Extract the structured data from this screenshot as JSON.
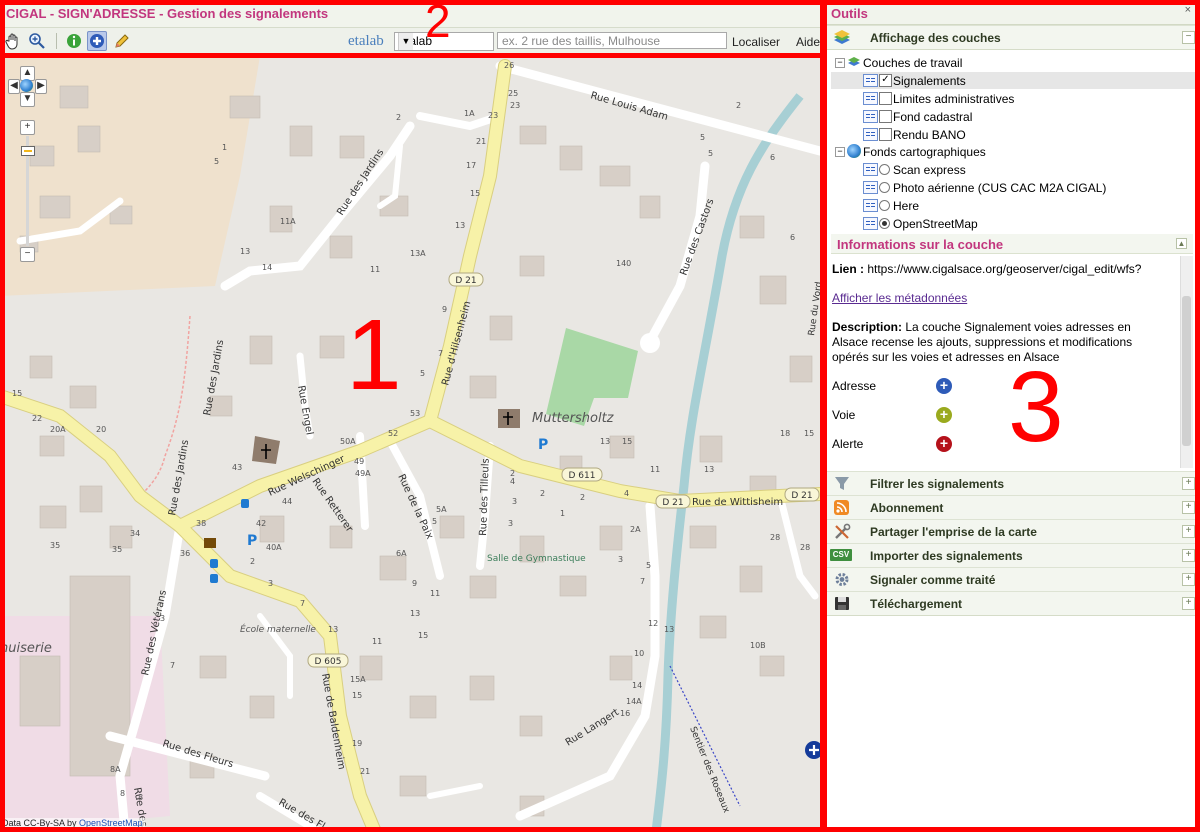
{
  "app": {
    "title": "CIGAL - SIGN'ADRESSE - Gestion des signalements"
  },
  "toolbar": {
    "logo": "etalab",
    "source_select": "Etalab",
    "search_placeholder": "ex. 2 rue des taillis, Mulhouse",
    "locate_label": "Localiser",
    "help_label": "Aide",
    "tools": [
      "pan-hand-icon",
      "zoom-in-icon",
      "info-icon",
      "add-icon",
      "pencil-icon"
    ]
  },
  "map": {
    "attribution_prefix": "Data CC-By-SA by",
    "attribution_link": "OpenStreetMap",
    "place_name": "Muttersholtz",
    "streets": {
      "louis_adam": "Rue Louis Adam",
      "jardins_n": "Rue des Jardins",
      "jardins_w": "Rue des Jardins",
      "jardins_sw": "Rue des Jardins",
      "castors": "Rue des Castors",
      "hilsenheim": "Rue d'Hilsenheim",
      "engel": "Rue Engel",
      "welschinger": "Rue Welschinger",
      "retterer": "Rue Retterer",
      "paix": "Rue de la Paix",
      "tilleuls": "Rue des Tilleuls",
      "wittisheim": "Rue de Wittisheim",
      "veterans": "Rue des Vétérans",
      "baldenheim": "Rue de Baldenheim",
      "fleurs": "Rue des Fleurs",
      "langert": "Rue Langert",
      "roseaux": "Sentier des Roseaux",
      "de_bottom": "Rue des",
      "de_fl": "Rue des Fl",
      "verdure": "Rue du Vord"
    },
    "road_refs": {
      "d21a": "D 21",
      "d21b": "D 21",
      "d21c": "D 21",
      "d611": "D 611",
      "d605": "D 605"
    },
    "pois": {
      "salle": "Salle de Gymnastique",
      "ecole": "École maternelle",
      "menuiserie": "nuiserie"
    },
    "zoom_labels": {
      "plus": "+",
      "minus": "−"
    }
  },
  "panel": {
    "title": "Outils",
    "close": "×",
    "sections": {
      "layers": "Affichage des couches",
      "filter": "Filtrer les signalements",
      "subscribe": "Abonnement",
      "share": "Partager l'emprise de la carte",
      "import": "Importer des signalements",
      "mark_done": "Signaler comme traité",
      "download": "Téléchargement"
    },
    "import_badge": "CSV",
    "tree": {
      "work_group": "Couches de travail",
      "work_layers": [
        {
          "label": "Signalements",
          "checked": true
        },
        {
          "label": "Limites administratives",
          "checked": false
        },
        {
          "label": "Fond cadastral",
          "checked": false
        },
        {
          "label": "Rendu BANO",
          "checked": false
        }
      ],
      "base_group": "Fonds cartographiques",
      "base_layers": [
        {
          "label": "Scan express",
          "selected": false
        },
        {
          "label": "Photo aérienne (CUS CAC M2A CIGAL)",
          "selected": false
        },
        {
          "label": "Here",
          "selected": false
        },
        {
          "label": "OpenStreetMap",
          "selected": true
        }
      ]
    },
    "info": {
      "title": "Informations sur la couche",
      "link_label": "Lien :",
      "link_url": "https://www.cigalsace.org/geoserver/cigal_edit/wfs?",
      "metadata_link": "Afficher les métadonnées",
      "description_label": "Description:",
      "description": "La couche Signalement voies adresses en Alsace recense les ajouts, suppressions et modifications opérés sur les voies et adresses en Alsace",
      "legend": [
        {
          "label": "Adresse",
          "color": "#2e5bb8"
        },
        {
          "label": "Voie",
          "color": "#9aaa1e"
        },
        {
          "label": "Alerte",
          "color": "#b5121b"
        }
      ]
    }
  },
  "annotations": {
    "n1": "1",
    "n2": "2",
    "n3": "3"
  },
  "colors": {
    "title": "#c2367e",
    "highlight": "#ff0000",
    "main_road": "#f7f2a8"
  }
}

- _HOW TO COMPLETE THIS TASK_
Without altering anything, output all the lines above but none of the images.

- _SOLUTION FOR THIS TASK_
Extract the structured data from this screenshot as JSON.
{
  "app": {
    "title": "CIGAL - SIGN'ADRESSE - Gestion des signalements"
  },
  "toolbar": {
    "logo": "etalab",
    "source_select": "Etalab",
    "search_placeholder": "ex. 2 rue des taillis, Mulhouse",
    "locate_label": "Localiser",
    "help_label": "Aide",
    "tools": [
      "pan-hand-icon",
      "zoom-in-icon",
      "info-icon",
      "add-icon",
      "pencil-icon"
    ]
  },
  "map": {
    "attribution_prefix": "Data CC-By-SA by",
    "attribution_link": "OpenStreetMap",
    "place_name": "Muttersholtz",
    "streets": {
      "louis_adam": "Rue Louis Adam",
      "jardins_n": "Rue des Jardins",
      "jardins_w": "Rue des Jardins",
      "jardins_sw": "Rue des Jardins",
      "castors": "Rue des Castors",
      "hilsenheim": "Rue d'Hilsenheim",
      "engel": "Rue Engel",
      "welschinger": "Rue Welschinger",
      "retterer": "Rue Retterer",
      "paix": "Rue de la Paix",
      "tilleuls": "Rue des Tilleuls",
      "wittisheim": "Rue de Wittisheim",
      "veterans": "Rue des Vétérans",
      "baldenheim": "Rue de Baldenheim",
      "fleurs": "Rue des Fleurs",
      "langert": "Rue Langert",
      "roseaux": "Sentier des Roseaux",
      "de_bottom": "Rue des",
      "de_fl": "Rue des Fl",
      "verdure": "Rue du Vord"
    },
    "road_refs": {
      "d21a": "D 21",
      "d21b": "D 21",
      "d21c": "D 21",
      "d611": "D 611",
      "d605": "D 605"
    },
    "pois": {
      "salle": "Salle de Gymnastique",
      "ecole": "École maternelle",
      "menuiserie": "nuiserie"
    },
    "zoom_labels": {
      "plus": "+",
      "minus": "−"
    }
  },
  "panel": {
    "title": "Outils",
    "close": "×",
    "sections": {
      "layers": "Affichage des couches",
      "filter": "Filtrer les signalements",
      "subscribe": "Abonnement",
      "share": "Partager l'emprise de la carte",
      "import": "Importer des signalements",
      "mark_done": "Signaler comme traité",
      "download": "Téléchargement"
    },
    "import_badge": "CSV",
    "tree": {
      "work_group": "Couches de travail",
      "work_layers": [
        {
          "label": "Signalements",
          "checked": true
        },
        {
          "label": "Limites administratives",
          "checked": false
        },
        {
          "label": "Fond cadastral",
          "checked": false
        },
        {
          "label": "Rendu BANO",
          "checked": false
        }
      ],
      "base_group": "Fonds cartographiques",
      "base_layers": [
        {
          "label": "Scan express",
          "selected": false
        },
        {
          "label": "Photo aérienne (CUS CAC M2A CIGAL)",
          "selected": false
        },
        {
          "label": "Here",
          "selected": false
        },
        {
          "label": "OpenStreetMap",
          "selected": true
        }
      ]
    },
    "info": {
      "title": "Informations sur la couche",
      "link_label": "Lien :",
      "link_url": "https://www.cigalsace.org/geoserver/cigal_edit/wfs?",
      "metadata_link": "Afficher les métadonnées",
      "description_label": "Description:",
      "description": "La couche Signalement voies adresses en Alsace recense les ajouts, suppressions et modifications opérés sur les voies et adresses en Alsace",
      "legend": [
        {
          "label": "Adresse",
          "color": "#2e5bb8"
        },
        {
          "label": "Voie",
          "color": "#9aaa1e"
        },
        {
          "label": "Alerte",
          "color": "#b5121b"
        }
      ]
    }
  },
  "annotations": {
    "n1": "1",
    "n2": "2",
    "n3": "3"
  },
  "colors": {
    "title": "#c2367e",
    "highlight": "#ff0000",
    "main_road": "#f7f2a8"
  }
}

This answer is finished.